**Problem details**.
Omit the images, then print each record below exactly as it reads.

(Collected data)
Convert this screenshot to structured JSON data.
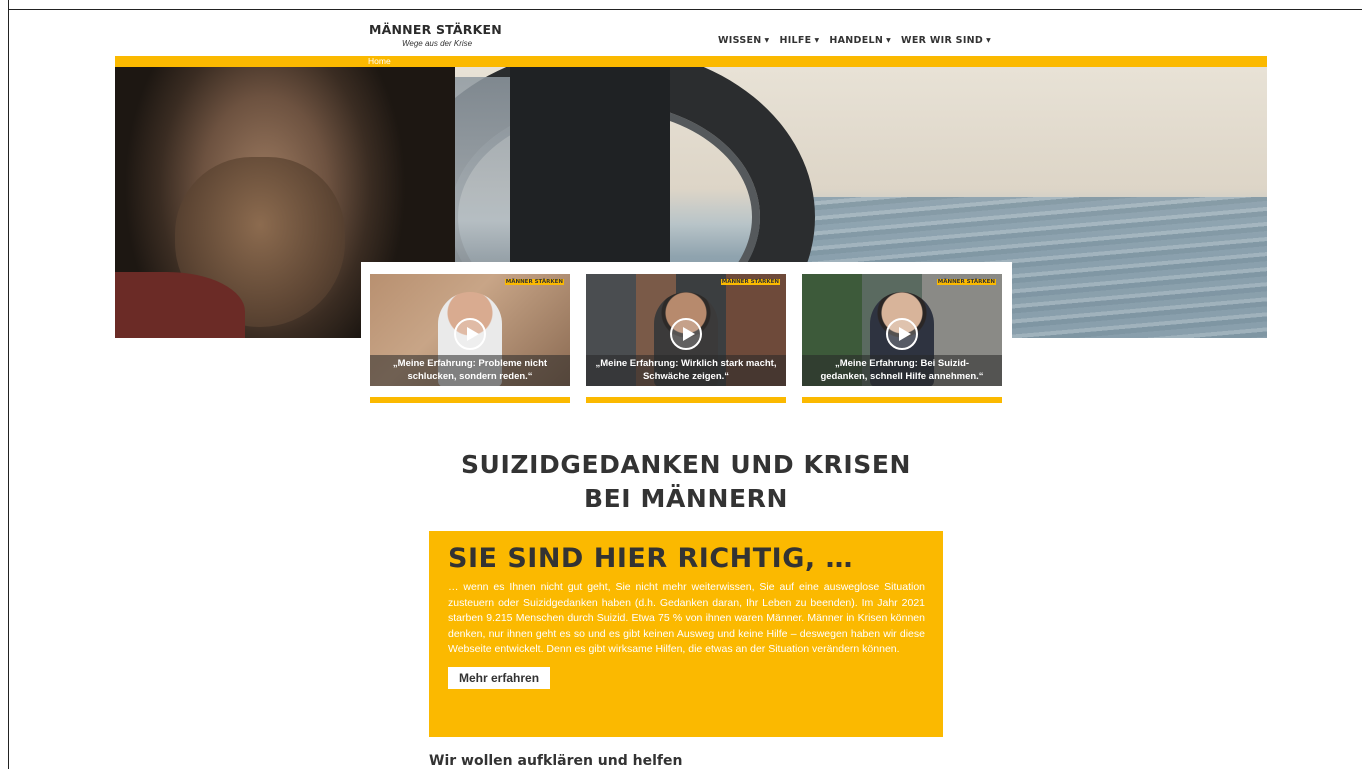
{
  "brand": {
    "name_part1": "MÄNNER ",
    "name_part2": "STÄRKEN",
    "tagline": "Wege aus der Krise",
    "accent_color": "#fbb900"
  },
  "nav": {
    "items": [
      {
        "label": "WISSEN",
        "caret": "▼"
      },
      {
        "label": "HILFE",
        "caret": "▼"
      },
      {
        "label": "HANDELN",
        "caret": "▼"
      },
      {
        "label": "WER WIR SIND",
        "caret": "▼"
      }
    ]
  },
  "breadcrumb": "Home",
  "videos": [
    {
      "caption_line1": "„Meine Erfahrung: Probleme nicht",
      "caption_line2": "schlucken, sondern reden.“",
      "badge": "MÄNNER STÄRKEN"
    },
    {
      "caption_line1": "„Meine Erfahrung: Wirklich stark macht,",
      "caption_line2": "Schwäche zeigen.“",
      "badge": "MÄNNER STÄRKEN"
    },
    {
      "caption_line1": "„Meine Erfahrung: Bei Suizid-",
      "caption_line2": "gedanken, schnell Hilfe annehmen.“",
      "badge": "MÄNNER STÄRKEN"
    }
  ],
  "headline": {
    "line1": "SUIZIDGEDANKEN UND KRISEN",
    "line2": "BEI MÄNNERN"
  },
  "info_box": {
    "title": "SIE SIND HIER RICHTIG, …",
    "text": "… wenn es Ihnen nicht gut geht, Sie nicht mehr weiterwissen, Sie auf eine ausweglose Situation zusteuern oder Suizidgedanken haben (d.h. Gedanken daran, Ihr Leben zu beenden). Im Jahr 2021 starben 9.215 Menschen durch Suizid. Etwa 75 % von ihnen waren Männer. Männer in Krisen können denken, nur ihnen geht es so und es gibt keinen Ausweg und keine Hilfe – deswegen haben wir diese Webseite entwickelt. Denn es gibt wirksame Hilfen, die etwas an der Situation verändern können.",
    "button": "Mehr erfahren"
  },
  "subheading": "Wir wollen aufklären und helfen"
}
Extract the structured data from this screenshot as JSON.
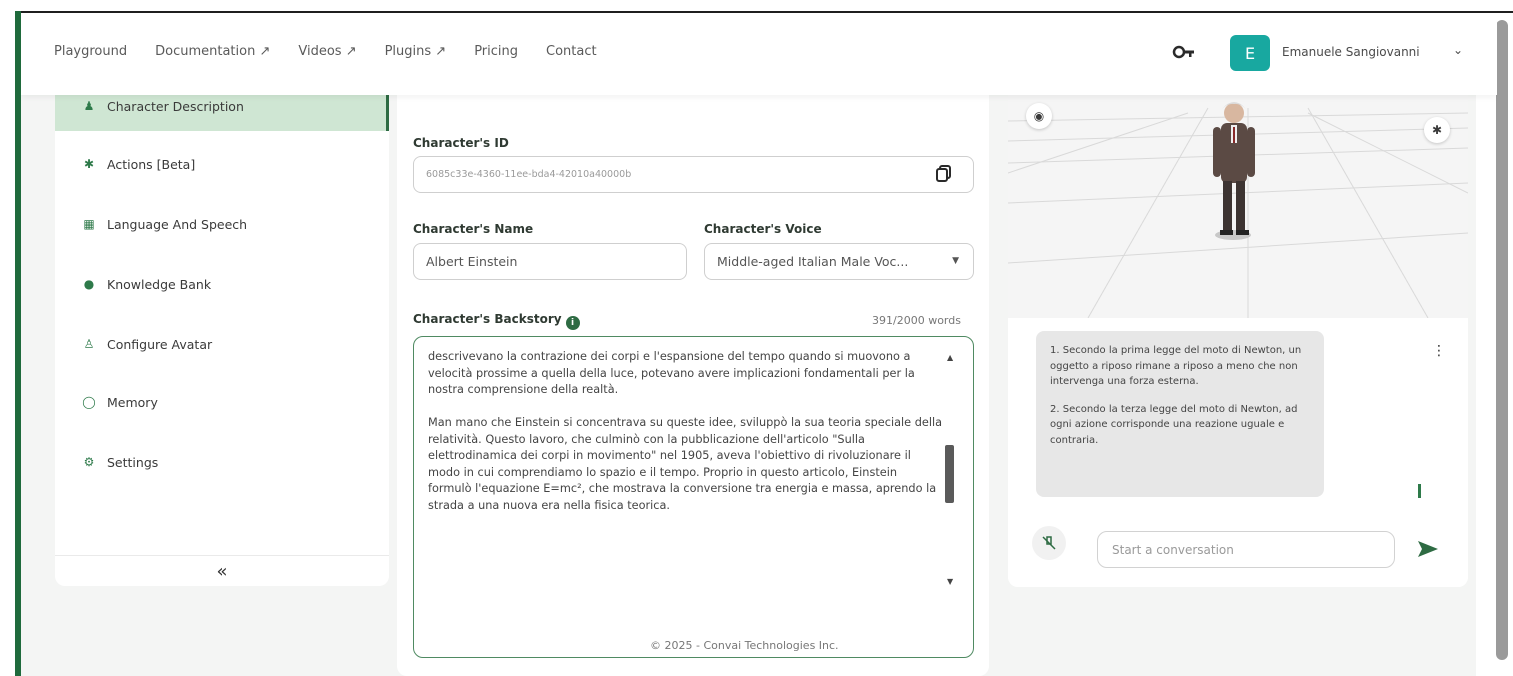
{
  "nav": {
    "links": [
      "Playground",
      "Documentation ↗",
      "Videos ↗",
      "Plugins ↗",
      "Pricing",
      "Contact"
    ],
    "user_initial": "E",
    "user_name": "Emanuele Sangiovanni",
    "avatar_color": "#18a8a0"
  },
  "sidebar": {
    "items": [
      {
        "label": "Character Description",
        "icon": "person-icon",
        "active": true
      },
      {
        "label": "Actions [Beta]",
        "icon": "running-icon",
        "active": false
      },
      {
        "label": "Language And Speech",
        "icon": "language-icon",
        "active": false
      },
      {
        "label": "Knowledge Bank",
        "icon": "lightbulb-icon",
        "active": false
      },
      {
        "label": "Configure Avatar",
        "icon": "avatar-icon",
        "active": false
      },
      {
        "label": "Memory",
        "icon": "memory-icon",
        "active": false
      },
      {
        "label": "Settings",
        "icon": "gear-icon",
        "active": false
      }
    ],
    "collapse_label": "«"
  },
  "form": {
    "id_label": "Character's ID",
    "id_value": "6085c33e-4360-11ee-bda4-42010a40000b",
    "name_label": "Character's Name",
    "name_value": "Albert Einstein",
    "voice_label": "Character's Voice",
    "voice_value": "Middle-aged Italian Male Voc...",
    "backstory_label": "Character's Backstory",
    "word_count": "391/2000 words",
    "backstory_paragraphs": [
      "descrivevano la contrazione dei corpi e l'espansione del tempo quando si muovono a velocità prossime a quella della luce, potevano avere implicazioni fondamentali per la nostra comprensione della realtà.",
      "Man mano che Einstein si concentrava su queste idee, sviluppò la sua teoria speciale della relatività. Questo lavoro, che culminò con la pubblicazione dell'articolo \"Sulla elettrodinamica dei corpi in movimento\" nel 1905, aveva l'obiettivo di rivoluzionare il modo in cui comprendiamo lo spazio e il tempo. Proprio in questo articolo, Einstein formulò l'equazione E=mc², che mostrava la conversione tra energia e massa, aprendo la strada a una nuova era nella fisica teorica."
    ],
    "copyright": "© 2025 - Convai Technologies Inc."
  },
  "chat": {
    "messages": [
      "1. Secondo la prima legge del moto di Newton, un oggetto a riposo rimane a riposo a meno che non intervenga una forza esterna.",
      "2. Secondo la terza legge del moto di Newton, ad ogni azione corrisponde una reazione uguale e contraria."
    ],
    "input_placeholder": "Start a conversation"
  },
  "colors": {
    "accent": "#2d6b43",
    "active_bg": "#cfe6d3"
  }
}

**Exercise solution**.
Convert this screenshot to structured JSON data.
{
  "brand": {
    "name_part1": "MÄNNER ",
    "name_part2": "STÄRKEN",
    "tagline": "Wege aus der Krise",
    "accent_color": "#fbb900"
  },
  "nav": {
    "items": [
      {
        "label": "WISSEN",
        "caret": "▼"
      },
      {
        "label": "HILFE",
        "caret": "▼"
      },
      {
        "label": "HANDELN",
        "caret": "▼"
      },
      {
        "label": "WER WIR SIND",
        "caret": "▼"
      }
    ]
  },
  "breadcrumb": "Home",
  "videos": [
    {
      "caption_line1": "„Meine Erfahrung: Probleme nicht",
      "caption_line2": "schlucken, sondern reden.“",
      "badge": "MÄNNER STÄRKEN"
    },
    {
      "caption_line1": "„Meine Erfahrung: Wirklich stark macht,",
      "caption_line2": "Schwäche zeigen.“",
      "badge": "MÄNNER STÄRKEN"
    },
    {
      "caption_line1": "„Meine Erfahrung: Bei Suizid-",
      "caption_line2": "gedanken, schnell Hilfe annehmen.“",
      "badge": "MÄNNER STÄRKEN"
    }
  ],
  "headline": {
    "line1": "SUIZIDGEDANKEN UND KRISEN",
    "line2": "BEI MÄNNERN"
  },
  "info_box": {
    "title": "SIE SIND HIER RICHTIG, …",
    "text": "… wenn es Ihnen nicht gut geht, Sie nicht mehr weiterwissen, Sie auf eine ausweglose Situation zusteuern oder Suizidgedanken haben (d.h. Gedanken daran, Ihr Leben zu beenden). Im Jahr 2021 starben 9.215 Menschen durch Suizid. Etwa 75 % von ihnen waren Männer. Männer in Krisen können denken, nur ihnen geht es so und es gibt keinen Ausweg und keine Hilfe – deswegen haben wir diese Webseite entwickelt. Denn es gibt wirksame Hilfen, die etwas an der Situation verändern können.",
    "button": "Mehr erfahren"
  },
  "subheading": "Wir wollen aufklären und helfen"
}
Extract the structured data from this screenshot as JSON.
{
  "nav": {
    "links": [
      "Playground",
      "Documentation ↗",
      "Videos ↗",
      "Plugins ↗",
      "Pricing",
      "Contact"
    ],
    "user_initial": "E",
    "user_name": "Emanuele Sangiovanni",
    "avatar_color": "#18a8a0"
  },
  "sidebar": {
    "items": [
      {
        "label": "Character Description",
        "icon": "person-icon",
        "active": true
      },
      {
        "label": "Actions [Beta]",
        "icon": "running-icon",
        "active": false
      },
      {
        "label": "Language And Speech",
        "icon": "language-icon",
        "active": false
      },
      {
        "label": "Knowledge Bank",
        "icon": "lightbulb-icon",
        "active": false
      },
      {
        "label": "Configure Avatar",
        "icon": "avatar-icon",
        "active": false
      },
      {
        "label": "Memory",
        "icon": "memory-icon",
        "active": false
      },
      {
        "label": "Settings",
        "icon": "gear-icon",
        "active": false
      }
    ],
    "collapse_label": "«"
  },
  "form": {
    "id_label": "Character's ID",
    "id_value": "6085c33e-4360-11ee-bda4-42010a40000b",
    "name_label": "Character's Name",
    "name_value": "Albert Einstein",
    "voice_label": "Character's Voice",
    "voice_value": "Middle-aged Italian Male Voc...",
    "backstory_label": "Character's Backstory",
    "word_count": "391/2000 words",
    "backstory_paragraphs": [
      "descrivevano la contrazione dei corpi e l'espansione del tempo quando si muovono a velocità prossime a quella della luce, potevano avere implicazioni fondamentali per la nostra comprensione della realtà.",
      "Man mano che Einstein si concentrava su queste idee, sviluppò la sua teoria speciale della relatività. Questo lavoro, che culminò con la pubblicazione dell'articolo \"Sulla elettrodinamica dei corpi in movimento\" nel 1905, aveva l'obiettivo di rivoluzionare il modo in cui comprendiamo lo spazio e il tempo. Proprio in questo articolo, Einstein formulò l'equazione E=mc², che mostrava la conversione tra energia e massa, aprendo la strada a una nuova era nella fisica teorica."
    ],
    "copyright": "© 2025 - Convai Technologies Inc."
  },
  "chat": {
    "messages": [
      "1. Secondo la prima legge del moto di Newton, un oggetto a riposo rimane a riposo a meno che non intervenga una forza esterna.",
      "2. Secondo la terza legge del moto di Newton, ad ogni azione corrisponde una reazione uguale e contraria."
    ],
    "input_placeholder": "Start a conversation"
  },
  "colors": {
    "accent": "#2d6b43",
    "active_bg": "#cfe6d3"
  }
}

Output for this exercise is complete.